On 17th October 2013, the Italian Competition Authority (“ICA”) found that the activities of the Brescia Bar Association (“BBA”) did not fall foul of Article 101 TFEU for sanctioning the business conduct of two lawyers.
The decision stemmed from the complaint filed by two Italian lawyers who had been sanctioned by the BBA for violating the professional Code of Conduct. In particular, the BBA prohibited the two Italian lawyers from using advertisements such as “Legal Aid for All” and “First Legal Consultancy is Free” in the windows of their law firms. These actions were held under Section 19 of the Code of Conduct for bringing the legal profession into disrepute.
The sanctioned lawyers challenged this decision before the ICA alleging that the decision of the BBA should be considered an anti-competitive agreement by an association of undertakings since it was only aimed at impeding free competition on the market of legal services.
The ICA denied the anticompetitive nature of the sanctions imposed by the BBA as the latter did not limit either the possibility of the lawyers setting the level of their fees for their legal services or the restricting their ability to advertise their own business.
The ICA pointed out that the BBA sanctioned only some related aspects of the way in which the two lawyers had advertised their business and that such aspects were not able to cause a decisive influence on the independent economic behavior of the two lawyers concerned and, in general, of any lawyers since it only related to sanctions under the BBA Code of Conduct.
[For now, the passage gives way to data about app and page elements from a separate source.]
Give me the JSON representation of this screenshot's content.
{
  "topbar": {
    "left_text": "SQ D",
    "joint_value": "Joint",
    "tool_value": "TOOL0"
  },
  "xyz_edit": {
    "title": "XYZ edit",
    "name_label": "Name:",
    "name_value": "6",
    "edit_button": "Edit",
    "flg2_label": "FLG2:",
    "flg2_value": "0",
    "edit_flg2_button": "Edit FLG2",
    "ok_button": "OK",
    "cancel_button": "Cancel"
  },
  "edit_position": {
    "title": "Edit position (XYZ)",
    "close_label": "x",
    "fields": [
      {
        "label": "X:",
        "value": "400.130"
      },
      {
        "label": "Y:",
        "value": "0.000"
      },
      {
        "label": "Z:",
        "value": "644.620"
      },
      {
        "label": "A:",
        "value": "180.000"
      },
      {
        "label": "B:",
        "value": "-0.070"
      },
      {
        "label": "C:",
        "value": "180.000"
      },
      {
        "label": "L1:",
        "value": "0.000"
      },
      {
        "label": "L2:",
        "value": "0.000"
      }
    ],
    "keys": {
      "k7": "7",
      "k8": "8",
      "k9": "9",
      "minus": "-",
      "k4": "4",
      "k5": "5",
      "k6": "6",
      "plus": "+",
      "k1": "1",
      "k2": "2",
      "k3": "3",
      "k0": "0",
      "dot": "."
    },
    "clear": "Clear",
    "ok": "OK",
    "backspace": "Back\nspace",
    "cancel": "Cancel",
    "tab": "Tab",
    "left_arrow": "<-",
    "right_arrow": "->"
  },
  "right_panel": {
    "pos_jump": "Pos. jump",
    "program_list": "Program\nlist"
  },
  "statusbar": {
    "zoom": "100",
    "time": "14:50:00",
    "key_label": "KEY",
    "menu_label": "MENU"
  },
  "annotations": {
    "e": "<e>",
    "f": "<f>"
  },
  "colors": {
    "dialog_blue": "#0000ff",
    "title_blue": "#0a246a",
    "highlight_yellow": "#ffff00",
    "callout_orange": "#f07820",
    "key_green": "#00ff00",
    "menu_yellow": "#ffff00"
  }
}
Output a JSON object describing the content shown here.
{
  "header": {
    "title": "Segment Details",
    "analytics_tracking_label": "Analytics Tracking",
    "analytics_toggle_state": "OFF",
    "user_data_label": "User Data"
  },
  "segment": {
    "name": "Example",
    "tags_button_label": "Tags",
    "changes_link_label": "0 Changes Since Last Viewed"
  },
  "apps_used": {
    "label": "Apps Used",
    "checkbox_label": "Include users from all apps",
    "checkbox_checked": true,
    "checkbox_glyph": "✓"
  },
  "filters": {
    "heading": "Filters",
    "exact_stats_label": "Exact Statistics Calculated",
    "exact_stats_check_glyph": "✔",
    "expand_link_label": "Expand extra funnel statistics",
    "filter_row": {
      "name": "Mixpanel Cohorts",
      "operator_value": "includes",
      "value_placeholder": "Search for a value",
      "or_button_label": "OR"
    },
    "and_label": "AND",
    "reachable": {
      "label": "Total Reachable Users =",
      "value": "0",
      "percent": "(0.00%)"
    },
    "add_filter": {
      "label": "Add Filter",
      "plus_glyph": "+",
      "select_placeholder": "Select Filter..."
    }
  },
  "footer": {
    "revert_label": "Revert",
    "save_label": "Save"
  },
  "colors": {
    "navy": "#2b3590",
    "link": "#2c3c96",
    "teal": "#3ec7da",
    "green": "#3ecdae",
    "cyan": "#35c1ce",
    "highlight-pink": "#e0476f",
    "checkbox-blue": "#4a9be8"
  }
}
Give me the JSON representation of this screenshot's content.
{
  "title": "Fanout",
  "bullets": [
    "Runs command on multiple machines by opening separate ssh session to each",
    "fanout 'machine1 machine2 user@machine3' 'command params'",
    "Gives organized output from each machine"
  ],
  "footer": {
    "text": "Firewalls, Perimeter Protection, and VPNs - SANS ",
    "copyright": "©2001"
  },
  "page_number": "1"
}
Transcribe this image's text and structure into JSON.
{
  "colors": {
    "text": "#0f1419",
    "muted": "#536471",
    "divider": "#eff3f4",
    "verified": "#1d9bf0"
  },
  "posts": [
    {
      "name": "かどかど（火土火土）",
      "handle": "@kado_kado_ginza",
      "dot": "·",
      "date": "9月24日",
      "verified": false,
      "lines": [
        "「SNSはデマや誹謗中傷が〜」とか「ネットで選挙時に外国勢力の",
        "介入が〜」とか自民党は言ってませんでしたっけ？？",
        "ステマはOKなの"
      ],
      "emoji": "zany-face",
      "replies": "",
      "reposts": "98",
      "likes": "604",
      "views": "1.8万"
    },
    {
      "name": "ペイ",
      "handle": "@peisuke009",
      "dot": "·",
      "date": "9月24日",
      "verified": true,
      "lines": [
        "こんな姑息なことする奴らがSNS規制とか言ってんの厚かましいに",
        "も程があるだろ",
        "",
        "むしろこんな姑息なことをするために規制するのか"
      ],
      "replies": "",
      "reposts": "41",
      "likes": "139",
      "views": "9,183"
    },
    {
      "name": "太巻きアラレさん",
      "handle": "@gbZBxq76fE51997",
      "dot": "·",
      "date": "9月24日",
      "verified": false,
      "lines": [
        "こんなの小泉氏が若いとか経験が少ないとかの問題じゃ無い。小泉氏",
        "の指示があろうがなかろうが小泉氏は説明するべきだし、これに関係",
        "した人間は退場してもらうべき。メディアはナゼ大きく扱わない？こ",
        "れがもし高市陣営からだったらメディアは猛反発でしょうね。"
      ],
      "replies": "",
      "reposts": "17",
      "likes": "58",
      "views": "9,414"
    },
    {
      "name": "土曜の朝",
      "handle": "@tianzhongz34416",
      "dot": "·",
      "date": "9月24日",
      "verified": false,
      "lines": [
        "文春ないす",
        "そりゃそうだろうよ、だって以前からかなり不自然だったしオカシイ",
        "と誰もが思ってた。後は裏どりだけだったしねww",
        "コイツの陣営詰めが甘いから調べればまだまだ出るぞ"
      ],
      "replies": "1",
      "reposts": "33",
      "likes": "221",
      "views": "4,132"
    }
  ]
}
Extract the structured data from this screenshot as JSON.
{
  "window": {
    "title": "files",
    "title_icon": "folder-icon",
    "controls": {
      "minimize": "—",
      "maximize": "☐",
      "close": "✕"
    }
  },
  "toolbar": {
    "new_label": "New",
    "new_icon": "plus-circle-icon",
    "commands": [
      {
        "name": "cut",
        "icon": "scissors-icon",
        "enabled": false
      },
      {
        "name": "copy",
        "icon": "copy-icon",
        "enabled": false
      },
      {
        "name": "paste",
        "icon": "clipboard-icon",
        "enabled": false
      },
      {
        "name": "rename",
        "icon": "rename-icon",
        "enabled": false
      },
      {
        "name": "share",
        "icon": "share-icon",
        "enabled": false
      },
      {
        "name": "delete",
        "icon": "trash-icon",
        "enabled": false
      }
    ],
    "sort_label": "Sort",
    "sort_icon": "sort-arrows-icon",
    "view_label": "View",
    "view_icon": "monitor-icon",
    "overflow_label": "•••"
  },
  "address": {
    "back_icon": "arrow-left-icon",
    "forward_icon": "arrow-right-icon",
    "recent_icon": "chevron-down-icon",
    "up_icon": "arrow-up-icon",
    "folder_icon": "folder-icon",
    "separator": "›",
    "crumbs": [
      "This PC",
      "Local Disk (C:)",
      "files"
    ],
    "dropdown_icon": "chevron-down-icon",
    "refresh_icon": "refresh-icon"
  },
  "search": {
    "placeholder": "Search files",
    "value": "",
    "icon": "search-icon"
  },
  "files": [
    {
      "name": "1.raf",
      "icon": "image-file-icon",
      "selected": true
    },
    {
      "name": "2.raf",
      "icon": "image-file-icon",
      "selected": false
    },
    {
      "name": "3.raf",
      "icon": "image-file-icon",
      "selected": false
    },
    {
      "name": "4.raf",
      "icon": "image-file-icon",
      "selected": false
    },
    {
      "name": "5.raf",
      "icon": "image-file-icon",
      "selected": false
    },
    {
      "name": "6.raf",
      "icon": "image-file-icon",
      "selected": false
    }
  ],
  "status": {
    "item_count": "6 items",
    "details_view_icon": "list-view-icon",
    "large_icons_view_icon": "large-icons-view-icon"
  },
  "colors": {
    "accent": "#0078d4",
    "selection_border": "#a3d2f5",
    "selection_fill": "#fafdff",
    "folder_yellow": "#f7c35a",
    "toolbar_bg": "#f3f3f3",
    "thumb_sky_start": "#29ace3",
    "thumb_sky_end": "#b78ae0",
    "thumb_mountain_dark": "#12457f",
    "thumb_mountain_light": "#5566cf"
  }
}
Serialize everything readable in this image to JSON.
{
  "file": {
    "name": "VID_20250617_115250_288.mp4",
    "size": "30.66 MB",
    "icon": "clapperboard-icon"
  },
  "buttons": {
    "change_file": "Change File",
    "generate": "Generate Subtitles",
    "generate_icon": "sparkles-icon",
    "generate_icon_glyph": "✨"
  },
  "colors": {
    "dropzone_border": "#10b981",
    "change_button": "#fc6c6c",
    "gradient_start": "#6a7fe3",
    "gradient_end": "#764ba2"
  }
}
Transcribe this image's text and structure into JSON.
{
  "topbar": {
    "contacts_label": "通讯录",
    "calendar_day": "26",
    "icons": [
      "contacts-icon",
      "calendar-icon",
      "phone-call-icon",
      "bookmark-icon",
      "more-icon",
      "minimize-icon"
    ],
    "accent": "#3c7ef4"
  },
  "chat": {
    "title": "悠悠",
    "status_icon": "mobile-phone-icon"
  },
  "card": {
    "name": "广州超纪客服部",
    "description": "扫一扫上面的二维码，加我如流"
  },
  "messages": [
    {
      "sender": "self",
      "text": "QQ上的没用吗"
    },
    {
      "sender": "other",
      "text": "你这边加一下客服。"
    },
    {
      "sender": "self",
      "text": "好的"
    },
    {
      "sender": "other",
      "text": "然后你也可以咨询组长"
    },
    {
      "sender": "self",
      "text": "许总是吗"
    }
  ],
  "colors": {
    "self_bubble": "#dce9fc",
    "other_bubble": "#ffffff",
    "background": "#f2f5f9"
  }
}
This is a strange and unduly narrow decision which appears to be out of step with the reality of a highly competitive market for legal services and the fact that lawyers need to advertise effectively with messages to attract consumers and bring in business. The sanctions imposed by the Italian Bar Associations of Brescia are surprising. They are all the more surprising at a time when the Italian legal profession should be modernising. What is also novel in this case is that the lawyers in question have resorted to a competition defence to attack the sanctions imposed against them under a code of conduct.